First and foremost, think about whether or not you want to die a “natural” death. A natural death is one in which you are not hooked up to fancy equipment designed to prolong your life when you are dying. Of course, a natural death does not rule out medication for pain and anxiety. Do you want that kind of help? That is called palliative care and is discussed more fully in this article (

If you’re still young, you may want doctors to do everything they can to save your life. As you get older, you may begin to feel more comfortable with natural death and palliative care. Let’s say that doctors have told your family you’re not likely to survive if they disconnect you from any equipment they might use to prolong your life. What should they do? For most people, the answer here is “It depends on what you mean.” Let’s start with the basics: food and water. Do you want a feeding tube or intravenous hydration? Hydration has few risks, though it may prolong your life at the very end. A feeding tube can be uncomfortable, upset your stomach, and cause irritations and even tears in your intestines. WebMD ( has a good description of the procedure and the possible side effects.
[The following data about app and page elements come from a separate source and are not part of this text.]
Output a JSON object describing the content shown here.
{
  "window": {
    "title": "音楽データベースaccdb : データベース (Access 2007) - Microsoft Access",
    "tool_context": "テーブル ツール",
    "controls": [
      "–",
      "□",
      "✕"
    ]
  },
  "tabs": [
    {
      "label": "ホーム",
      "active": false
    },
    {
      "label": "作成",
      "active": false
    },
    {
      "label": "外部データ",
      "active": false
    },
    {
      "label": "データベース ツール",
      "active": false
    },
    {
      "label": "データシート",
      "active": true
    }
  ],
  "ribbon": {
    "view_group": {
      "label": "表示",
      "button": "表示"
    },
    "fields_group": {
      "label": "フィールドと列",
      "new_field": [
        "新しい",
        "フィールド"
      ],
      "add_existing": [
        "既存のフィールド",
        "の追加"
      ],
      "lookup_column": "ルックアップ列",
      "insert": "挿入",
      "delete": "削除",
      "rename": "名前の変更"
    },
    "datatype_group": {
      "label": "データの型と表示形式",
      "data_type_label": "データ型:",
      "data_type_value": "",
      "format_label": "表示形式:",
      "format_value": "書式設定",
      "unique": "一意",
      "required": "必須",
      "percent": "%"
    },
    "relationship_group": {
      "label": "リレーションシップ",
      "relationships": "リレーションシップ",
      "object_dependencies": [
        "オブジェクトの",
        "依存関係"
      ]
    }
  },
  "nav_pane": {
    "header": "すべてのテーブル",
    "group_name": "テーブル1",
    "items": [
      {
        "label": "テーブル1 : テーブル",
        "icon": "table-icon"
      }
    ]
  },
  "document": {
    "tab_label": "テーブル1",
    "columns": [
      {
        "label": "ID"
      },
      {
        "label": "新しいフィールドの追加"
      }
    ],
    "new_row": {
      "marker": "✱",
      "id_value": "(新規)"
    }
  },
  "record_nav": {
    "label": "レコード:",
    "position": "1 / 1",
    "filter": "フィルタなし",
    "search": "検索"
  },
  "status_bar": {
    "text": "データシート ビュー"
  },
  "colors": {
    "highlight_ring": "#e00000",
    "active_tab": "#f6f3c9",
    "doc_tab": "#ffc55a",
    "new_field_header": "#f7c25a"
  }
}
Do you want to be put on a ventilator? As the doctors at Yale ( explain, many people need to be on a ventilator for a few hours, even a few weeks; but when it gets beyond three weeks or so, the chances of recovery decline, especially for older people. Since you will probably be sedated once you are on a ventilator, your family needs to know not only if you want ventilation but also how long you are willing to lie prone (on your stomach) and sedated if you choose ventilation. Ventilators work better when the patient is prone. Ventilators can cause lung damage if something goes wrong, and patients can develop pneumonia if bacteria enter the breathing tube. If you do get pneumonia, you should think about whether you would want to be treated with antibiotics that could prolong your life. If things get very bad, doctors could recommend a machine that helps you breathe and makes the heart beat regularly, a heart/lung machine. You should consider an advance decision about that as well. The Newsletter of the British Medical Journal outlines the many considerations concerning ventilation (
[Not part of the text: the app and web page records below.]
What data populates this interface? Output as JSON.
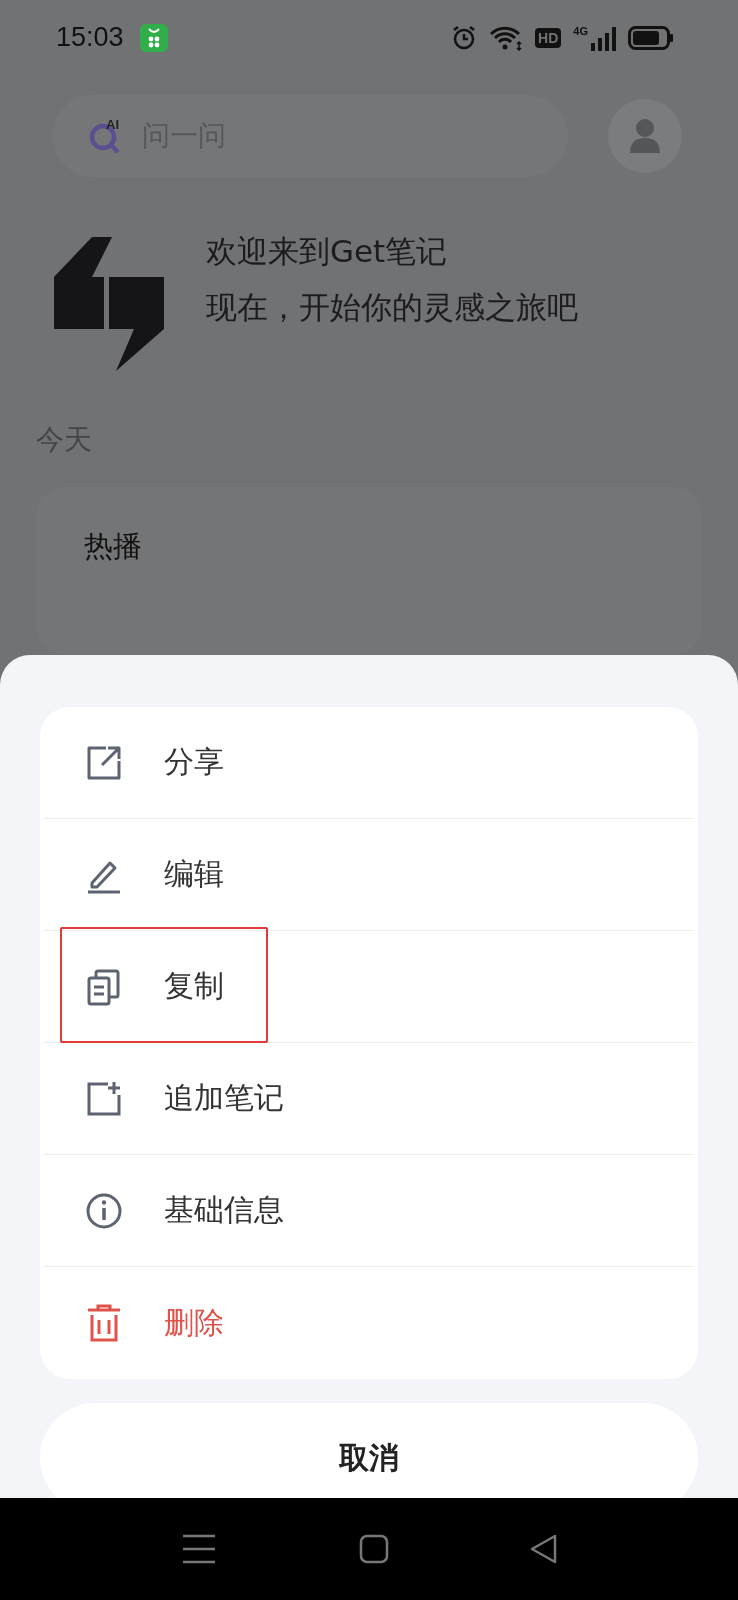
{
  "status_bar": {
    "time": "15:03",
    "hd": "HD",
    "network": "4G"
  },
  "search": {
    "placeholder": "问一问",
    "badge": "AI"
  },
  "welcome": {
    "lines": [
      "欢迎来到Get笔记",
      "现在，开始你的灵感之旅吧"
    ]
  },
  "section_title": "今天",
  "card": {
    "title": "热播"
  },
  "action_sheet": {
    "items": [
      {
        "kind": "share",
        "label": "分享",
        "danger": false,
        "highlighted": false
      },
      {
        "kind": "edit",
        "label": "编辑",
        "danger": false,
        "highlighted": false
      },
      {
        "kind": "copy",
        "label": "复制",
        "danger": false,
        "highlighted": true
      },
      {
        "kind": "append",
        "label": "追加笔记",
        "danger": false,
        "highlighted": false
      },
      {
        "kind": "info",
        "label": "基础信息",
        "danger": false,
        "highlighted": false
      },
      {
        "kind": "delete",
        "label": "删除",
        "danger": true,
        "highlighted": false
      }
    ],
    "cancel": "取消"
  }
}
Here’s another Big Question:

Do you want to be resuscitated if you die?

This is a decision you should make, especially if you’re dying at home, because EMTs must, by law, resuscitate you if they do not have a Do Not Resuscitate (DNR) order in plain sight. Without such an order, they must perform CPR until the patient is revived or declared dead by a physician. Recently, research has suggested that CPR is overused, causing more suffering for the dying patient, whose ribs may break in the process.

To avoid CPR and other forms of resuscitation, you will need to have an order signed by a doctor. It’s called a Physician Order for Life-Sustaining Treatment (POLST). Once a patient is in the hospital emergency room, doctors are usually reluctant to discontinue CPR without express instructions. Because a POLST is an actual order from a physician, EMTs and doctors will honor it. It even follows you to a recovery facility or nursing home when you leave the hospital.

Making your wishes known to your healthcare agent, filing a DNR with a physician, and posting a POLST on the refrigerator door are the safest ways to ensure your wishes are honored. These documents also need to be revised from time to time as your situation changes. You should also create a basic Living Will and discuss it with your healthcare agent so that they feel they’re doing the right thing when the time comes.

The news media have recently reported that many people dying of Covid want to be at home. They avoid going to the hospital when they are very ill because they are afraid to die in an ICU without family or friends to comfort them. This website contains two articles on dying at home—one on the necessities one on the downside considerations Look them over before you decide how you stand on this issue. It poses several challenges beyond the contagiousness of the virus, and you need to know what you are asking for if you want to die at home.

Planning ahead can save your family lots of anxiety and, often, conflict. When no one is sure what to do or what you want, important social, emotional, and financial consequences can emerge.  At the very least, you should have a conversation with the people close to you.